A new study has confirmed that technical ability is the best predictor of success in soccer.
No player will be able to instantly master all technical aspects of the game without constant practice. In Europe, young players, after age 11, are training 10+ hours per week. In Brazil, young players are spending 12-15 hours/week working on their technical skills.
In North America young players have to supplement their team training with additional training by themselves or with a technical skills coach in order to successfully compete.
Tactical – Be prepared to press, persist and possess
Young players in North America are not immersed in a vibrant soccer culture like Europe . They have few opportunities to watch top players and teams in action. Growing up in Northern Ireland for example I was able to watch top players like George Best and Johan Cruyff play. Therefore, young players in North America must be students of the game and be able to analyze and learn from games that they watch on the internet or television.
Physical – Improve your agility, acceleration and power
Youth players between the ages of 12-16 typically run an average of 6-9 kilometres a game, with 350-550 metres completed at high intensity. (Arcos, A. Et all, 2015)
Young players can develop this. Here, Leicester City’s Head of Fitness and Conditioning outlines an exercise that is guaranteed to test your agility, acceleration and power.
Mental – How to progress from academy level to the professional game
Youth football in Europe is very highly competitive. Only 180 of the 1.5 million boys who play organized youth football in England will become a Premier League professional player. Here ex-Liverpool/England player Steven Gerrard offers an insight into what is required to successfully move from the academy levels to playing professional.
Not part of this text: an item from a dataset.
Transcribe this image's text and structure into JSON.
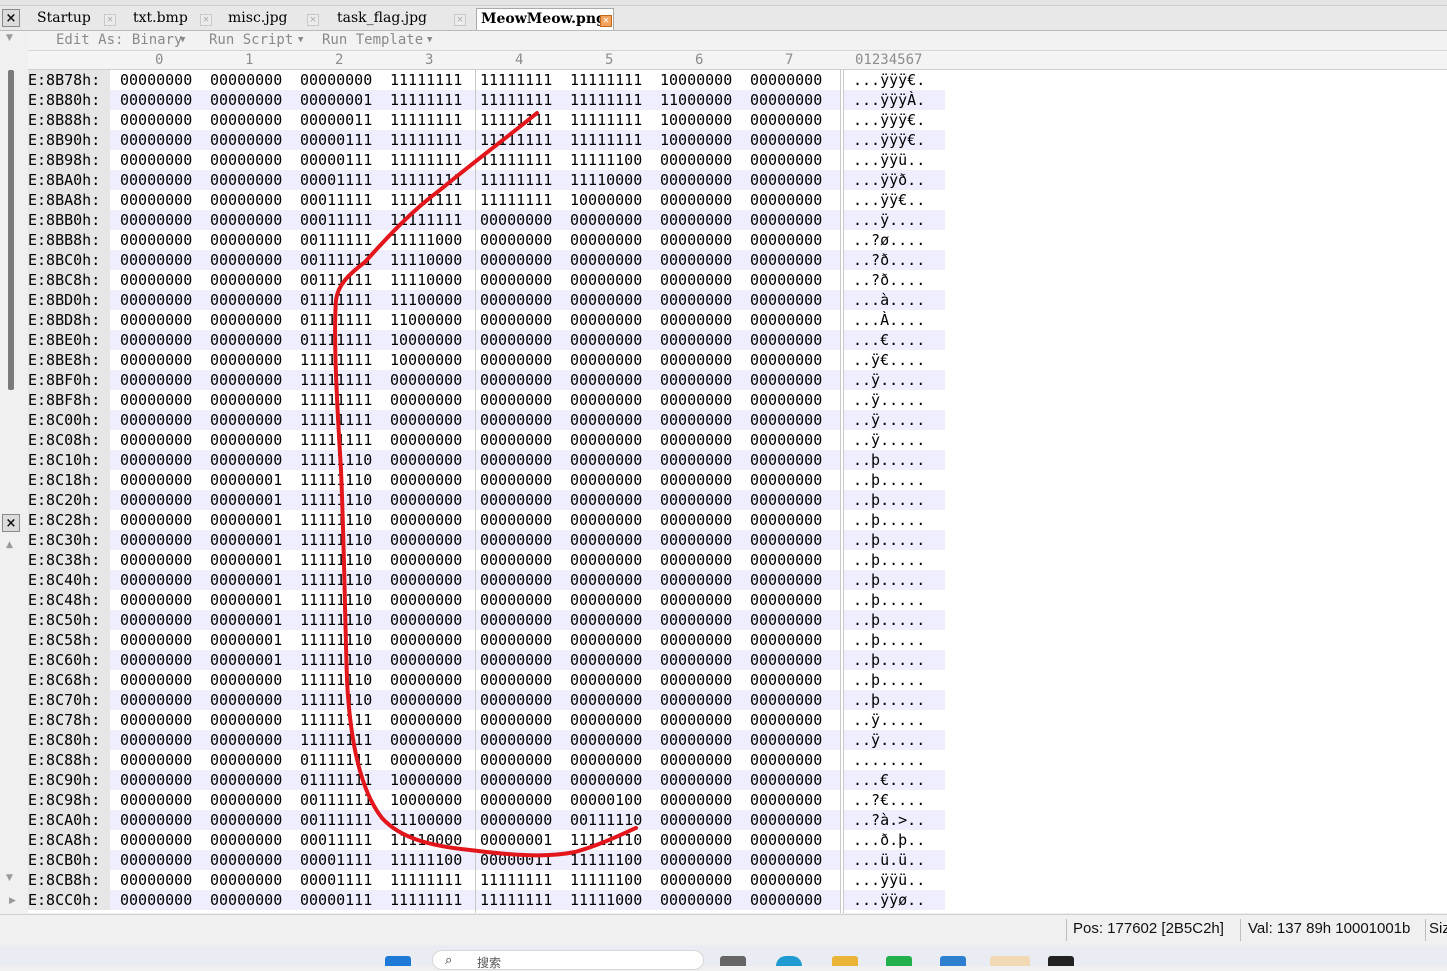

Pathways to the Pros
Ian McClurg Learn Perform Coaching is fully committed to assisting young players elevate their performance standards on par with academy players at professional clubs in Europe. Our talent ID & development programs consist of three main elements: Benchmark Testing (ASSESSMENT), Online & Live Training (LEARNING) and direct pathways to training & trials with professional clubs in Europe (PERFORM)
As I have been advocating for many years, it is my belief that young North American players can compete at the highest levels. Theo Corbeanu, a former player in our program, is now involved in the 1st team squad at Wolves in the English Premier League and as an example of what is possible if you can reach the required performance levels.
However, it is critical that they participate in the European development models as much as possible. There was a great article by US player Geoff Cameron, who has experience playing in Europe and North America to confirmed this.
Embrace Hard Work in all your training sessions & games this week. Hard Work beats talent ……when talent doesn’t work hard!